The Catholic Church, however, had valid reasons to censor Galileo. Their absolute power over its subjects depended entirely on the validity (or, let’s say, literal validity) of everything that is written in the Christian Bible. There was no space for interpretation or poetic license; if one thing isn’t true, who’s to say the rest isn’t? Of course, that’s as good a justification as governments making shit up to legally invade another country. It’s been done throughout history whenever you require a large amount of people to agree blindly to your egotistical designs, so no surprises so far. And while what I will mention next should come as no surprise to anyone living outside a cave for the last twenty years or so, it’s still very disturbing.

Turns out, there’s a Canadian book on evolution that recently won a prestigious award over there for best science book for children. You guys remember when children went to school to learn the facts of life and the universe? Apparently some folks don’t, and this group has put the fear of God (literally) on U.S. publishers so that no one on American soil will pick this book up for publication. And by “this group” I mean Christian Creationist Groups.

Now, let’s be clear about something: freedom of speech goes both ways. It means that just as much as you are free to rebuke God and religion, religion can tell you that you are wrong without fear of legal reprisals; they are within their rights to defend their beliefs. However, this is nothing of the sort. This is censorship on the scale of Galileo vs. The Church, without going so far as threatening with death (as far as I know, there are always wackos). The day has come when evolution, one of the most accepted scientific theories (facts, actually) of the last century, is a topic so controversial publishing companies are bowing out from talking about it, for fear of the Creationism faction.

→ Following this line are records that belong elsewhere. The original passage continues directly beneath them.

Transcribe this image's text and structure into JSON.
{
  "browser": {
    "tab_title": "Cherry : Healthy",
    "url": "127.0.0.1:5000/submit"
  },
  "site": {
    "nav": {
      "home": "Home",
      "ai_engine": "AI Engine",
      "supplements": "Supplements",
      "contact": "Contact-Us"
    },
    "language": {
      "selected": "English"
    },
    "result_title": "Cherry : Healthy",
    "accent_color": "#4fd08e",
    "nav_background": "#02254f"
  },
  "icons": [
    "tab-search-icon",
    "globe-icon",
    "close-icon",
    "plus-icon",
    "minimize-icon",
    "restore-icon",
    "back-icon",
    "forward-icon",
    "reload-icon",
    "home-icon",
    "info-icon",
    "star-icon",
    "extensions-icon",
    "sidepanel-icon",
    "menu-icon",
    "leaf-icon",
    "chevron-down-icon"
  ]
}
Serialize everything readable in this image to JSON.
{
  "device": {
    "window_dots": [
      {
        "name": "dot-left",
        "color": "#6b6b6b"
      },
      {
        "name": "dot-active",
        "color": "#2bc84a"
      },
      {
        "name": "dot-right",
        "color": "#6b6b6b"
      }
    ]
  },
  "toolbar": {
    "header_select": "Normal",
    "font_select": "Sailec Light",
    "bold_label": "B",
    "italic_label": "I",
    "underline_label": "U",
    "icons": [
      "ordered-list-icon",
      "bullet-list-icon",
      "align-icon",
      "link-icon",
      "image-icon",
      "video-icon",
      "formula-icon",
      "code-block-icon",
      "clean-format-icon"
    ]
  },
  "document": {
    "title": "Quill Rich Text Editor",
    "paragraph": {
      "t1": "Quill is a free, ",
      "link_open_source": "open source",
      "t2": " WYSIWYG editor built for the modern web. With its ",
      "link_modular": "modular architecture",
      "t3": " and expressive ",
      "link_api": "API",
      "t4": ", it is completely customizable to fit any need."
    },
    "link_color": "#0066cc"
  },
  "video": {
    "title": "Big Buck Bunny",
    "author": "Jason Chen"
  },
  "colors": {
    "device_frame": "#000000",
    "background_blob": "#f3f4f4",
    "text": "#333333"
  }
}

I wonder what would be the public’s response if the roles were reversed and it was the scientific community trying to bury forever and without question the religious beliefs of this people, using their clout to achieve their ends. Yeah, I can already see Apple, Google, and Microsoft threatening with an embargo of their products if the U.S. Government doesn’t outlaw Bibles. Or maybe Bill Nye the Science Guy putting Creationism in its place.

The religious rhetoric in a supposedly secular state such as the United States has been alarmingly going on the rise for the last few years; at least it caught my attention since the Bush Jr. administration (I’m the first one to admit I don’t pay much attention to politics, most probably it’s been going on since way before that). It’s alarming because, historically, one of religion’s staunchest characteristics is its intolerance. Its “we are right and you are wrong, and you will pay for your mistake in Hell” mentality is eerily similar to Bush’s “you are either with us or against us” rhetoric. The values that once made the U.S. a promising nation are giving way to the censorship and oppression of the “1984” world.

And that, folks, is one scary thought.